The strobe turns on by simply screwing both halves of the cylinder tightly together, and turns off when you unscrew it a half-turn or so.
I like simple screw-to-turn-it-on-or-off kit. In my experience it’s the most reliable solution long-term. I know it’s possible to unscrew things so far that they flood, but the Gralmarine has a double O-ring seal to guard against that.
If you’re daft enough not to notice that it’s stopped flashing and you can stop unscrewing, that’s your look-out.
When you do turn it on, just make sure that you’ve either shut your eyes or are looking away. The output is 3600 lumens, and that’s serious illumination at less than arm’s-length, even under water.

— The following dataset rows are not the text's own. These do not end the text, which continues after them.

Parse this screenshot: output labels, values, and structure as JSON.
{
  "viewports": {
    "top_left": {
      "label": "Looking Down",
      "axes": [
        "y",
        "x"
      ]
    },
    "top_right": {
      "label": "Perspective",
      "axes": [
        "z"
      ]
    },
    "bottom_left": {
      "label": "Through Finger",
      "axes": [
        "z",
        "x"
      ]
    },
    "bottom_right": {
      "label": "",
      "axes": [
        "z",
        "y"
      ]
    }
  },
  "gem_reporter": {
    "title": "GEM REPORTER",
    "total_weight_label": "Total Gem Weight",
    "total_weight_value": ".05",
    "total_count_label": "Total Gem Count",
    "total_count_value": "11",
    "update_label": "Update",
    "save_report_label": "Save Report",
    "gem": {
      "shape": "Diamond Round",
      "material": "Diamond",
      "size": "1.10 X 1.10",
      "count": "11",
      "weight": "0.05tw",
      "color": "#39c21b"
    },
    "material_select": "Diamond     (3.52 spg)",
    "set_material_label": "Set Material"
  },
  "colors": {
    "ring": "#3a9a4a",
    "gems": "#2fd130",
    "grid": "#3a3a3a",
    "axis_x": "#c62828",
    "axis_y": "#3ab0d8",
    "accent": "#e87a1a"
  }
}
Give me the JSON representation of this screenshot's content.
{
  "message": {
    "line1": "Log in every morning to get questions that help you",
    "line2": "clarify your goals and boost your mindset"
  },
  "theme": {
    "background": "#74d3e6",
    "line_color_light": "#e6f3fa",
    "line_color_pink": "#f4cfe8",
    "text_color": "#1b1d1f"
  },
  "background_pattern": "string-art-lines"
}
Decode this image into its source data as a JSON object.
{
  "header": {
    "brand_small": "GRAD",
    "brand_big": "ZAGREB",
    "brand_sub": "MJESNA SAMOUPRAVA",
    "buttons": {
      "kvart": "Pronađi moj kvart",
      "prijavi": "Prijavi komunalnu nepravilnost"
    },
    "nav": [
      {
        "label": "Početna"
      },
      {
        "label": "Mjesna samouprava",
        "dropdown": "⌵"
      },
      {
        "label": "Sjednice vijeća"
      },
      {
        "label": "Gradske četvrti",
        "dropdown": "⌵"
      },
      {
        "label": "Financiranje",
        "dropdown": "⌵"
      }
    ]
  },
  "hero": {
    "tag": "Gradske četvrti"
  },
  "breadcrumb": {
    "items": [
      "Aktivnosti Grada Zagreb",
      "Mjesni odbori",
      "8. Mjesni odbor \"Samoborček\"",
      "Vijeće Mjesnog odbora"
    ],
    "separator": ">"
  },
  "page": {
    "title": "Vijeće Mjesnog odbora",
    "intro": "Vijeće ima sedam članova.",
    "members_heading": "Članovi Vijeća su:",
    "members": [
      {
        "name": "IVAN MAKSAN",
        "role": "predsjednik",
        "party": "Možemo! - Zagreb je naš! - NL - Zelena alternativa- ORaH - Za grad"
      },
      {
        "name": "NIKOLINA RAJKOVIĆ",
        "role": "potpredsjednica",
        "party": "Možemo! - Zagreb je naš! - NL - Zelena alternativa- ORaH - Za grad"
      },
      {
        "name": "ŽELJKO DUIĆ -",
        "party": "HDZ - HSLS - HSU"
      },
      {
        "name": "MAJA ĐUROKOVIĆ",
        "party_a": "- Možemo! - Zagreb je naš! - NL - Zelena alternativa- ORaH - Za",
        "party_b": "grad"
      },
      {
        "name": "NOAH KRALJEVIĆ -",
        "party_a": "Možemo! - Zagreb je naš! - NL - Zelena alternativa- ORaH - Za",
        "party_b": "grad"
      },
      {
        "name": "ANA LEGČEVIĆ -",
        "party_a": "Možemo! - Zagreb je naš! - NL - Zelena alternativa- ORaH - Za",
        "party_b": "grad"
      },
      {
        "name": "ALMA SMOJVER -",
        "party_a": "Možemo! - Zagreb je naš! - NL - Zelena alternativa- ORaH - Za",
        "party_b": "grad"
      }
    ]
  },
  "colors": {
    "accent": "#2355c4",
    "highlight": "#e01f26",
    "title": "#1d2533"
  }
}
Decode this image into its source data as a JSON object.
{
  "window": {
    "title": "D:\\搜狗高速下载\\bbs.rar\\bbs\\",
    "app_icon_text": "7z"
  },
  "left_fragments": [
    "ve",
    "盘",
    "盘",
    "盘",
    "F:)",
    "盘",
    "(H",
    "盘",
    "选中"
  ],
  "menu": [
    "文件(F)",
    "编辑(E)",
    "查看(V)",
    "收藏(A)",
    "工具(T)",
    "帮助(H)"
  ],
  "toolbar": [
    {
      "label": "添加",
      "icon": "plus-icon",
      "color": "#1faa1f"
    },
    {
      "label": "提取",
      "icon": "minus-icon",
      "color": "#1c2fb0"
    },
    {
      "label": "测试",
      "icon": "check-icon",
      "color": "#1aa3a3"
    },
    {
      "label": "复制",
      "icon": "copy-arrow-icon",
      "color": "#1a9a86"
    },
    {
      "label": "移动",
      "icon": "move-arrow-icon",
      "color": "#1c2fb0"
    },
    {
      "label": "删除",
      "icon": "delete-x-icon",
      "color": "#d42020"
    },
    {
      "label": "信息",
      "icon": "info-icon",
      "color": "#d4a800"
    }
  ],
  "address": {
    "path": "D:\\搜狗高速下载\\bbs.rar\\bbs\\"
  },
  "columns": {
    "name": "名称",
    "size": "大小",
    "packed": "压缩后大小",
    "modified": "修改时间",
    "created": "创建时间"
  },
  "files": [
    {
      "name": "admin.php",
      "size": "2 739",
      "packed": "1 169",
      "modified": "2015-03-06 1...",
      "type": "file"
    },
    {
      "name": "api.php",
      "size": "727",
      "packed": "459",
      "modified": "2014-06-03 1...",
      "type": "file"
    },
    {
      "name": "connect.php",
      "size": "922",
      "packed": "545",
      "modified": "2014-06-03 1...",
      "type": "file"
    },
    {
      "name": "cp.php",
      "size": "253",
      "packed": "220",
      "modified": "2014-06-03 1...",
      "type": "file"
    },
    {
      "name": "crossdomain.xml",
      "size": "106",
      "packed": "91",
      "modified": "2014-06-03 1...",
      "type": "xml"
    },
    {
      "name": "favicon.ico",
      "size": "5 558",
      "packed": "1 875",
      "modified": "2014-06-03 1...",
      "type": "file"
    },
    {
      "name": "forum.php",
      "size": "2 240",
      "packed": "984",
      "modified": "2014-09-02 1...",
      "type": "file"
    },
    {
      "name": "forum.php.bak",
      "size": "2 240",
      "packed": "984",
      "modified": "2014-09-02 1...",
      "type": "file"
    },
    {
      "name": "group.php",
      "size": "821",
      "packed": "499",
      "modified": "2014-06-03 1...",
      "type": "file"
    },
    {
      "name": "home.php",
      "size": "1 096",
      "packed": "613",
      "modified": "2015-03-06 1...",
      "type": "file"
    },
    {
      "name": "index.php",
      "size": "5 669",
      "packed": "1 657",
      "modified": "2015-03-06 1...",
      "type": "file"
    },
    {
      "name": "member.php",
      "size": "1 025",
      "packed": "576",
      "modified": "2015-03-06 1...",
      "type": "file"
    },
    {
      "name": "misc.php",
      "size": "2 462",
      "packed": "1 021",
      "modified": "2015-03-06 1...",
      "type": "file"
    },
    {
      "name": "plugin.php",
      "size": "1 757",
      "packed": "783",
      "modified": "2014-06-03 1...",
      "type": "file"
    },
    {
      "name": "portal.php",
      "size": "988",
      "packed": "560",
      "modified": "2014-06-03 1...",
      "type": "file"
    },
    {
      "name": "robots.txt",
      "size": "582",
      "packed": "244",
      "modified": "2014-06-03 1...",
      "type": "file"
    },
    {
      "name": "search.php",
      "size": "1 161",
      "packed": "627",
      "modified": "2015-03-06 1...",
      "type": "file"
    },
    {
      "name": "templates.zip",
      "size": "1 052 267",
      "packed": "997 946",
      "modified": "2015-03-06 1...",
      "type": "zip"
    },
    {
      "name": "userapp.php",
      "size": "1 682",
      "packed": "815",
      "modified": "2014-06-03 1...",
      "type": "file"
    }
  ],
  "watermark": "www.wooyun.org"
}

The three LEDs flash five times, pause for a second, and repeat until there’s no more power in the battery. Flashing lights are far more noticeable then steady lights – just ask any cyclist who rides in the dark – and the pattern of the strobe certainly does the business. If you try it indoors in a small room, you’re begging for a headache.
You use the bungee and snap to fasten the strobe to the shotline a few metres above the wreck, and you can then enjoy the dive with a far better chance of finding the line when it’s time to begin your ascent.
The GRALmarine hangs vertically down so that the lamphead is correctly positioned for maximum visibility as you look upward, and those 3600 lumens pulsing away are easily seen, even in your peripheral vision.
The distance at which you’ll be able to see the light will vary depending on the vis and the relative illumination level at depth, of course, but vertical vis always seems to be better than horizontal, and by positioning the strobe above the bottom you’ll have the best chance of spotting it.
On a deepish, darkish UK wreck-dive it’ll do the job, and it might even be overkill on the bottom of a line on a Red Sea night-dive.
On the other hand, there can be lots of boats with strobes on their lines on Red Sea night-dives, so those 3600 lumens might usefully make your vessel stand out.
Which brings us to the second part of the test. Let’s assume that you’ve made a complete horlicks of your dive-plan and ended up on the surface a long, long way from your boat cover. You simply switch on the strobe, hold it up out of the water and, hey presto, enhanced visibility.
Not so much so if it’s a bright day and the sunlight is sparkling from the surface of the sea, of course, but in typical British diving weather
I found that the strobe was sufficiently potent to attract attention at a quarter- to half-a-mile in the daytime. At night I was able to see it very clearly
at 1.5 miles, pulsing away like a good ‘un, and looking as if it would have been easily seen from much further back.
Of course, it wasn’t possible to do more than make out the flashing light at that distance, but if they’re looking for you, that’s all you need.
GRALmarine claims that the included 3000mAh battery is good for 10 hours, but in the famous bucket-test it was still going after 14 hours when I switched it off.
The flash power and pattern does alter a bit as battery power is used up, and by the end of the 14 hours it was getting a bit wheezy, but wheezy can be better than nothing.
At the back of my mind would be the comforting knowledge that if the worst ever did happen, I would have a strobe capable of attracting rescuers for at least one full night in the oggin, and maybe even two.
I liked this strobe a lot. It was exactly the sort of diving equipment I prefer. Simple, robust and up to the job it’s intended to do. It looks and feels as if it will take all the abuse a normal diving career can dish out, and still do the business if needed.
SIZE: 13 x 4cm
DEPTH RATING: 150m, 300m on request
DIVER GUIDE 9/10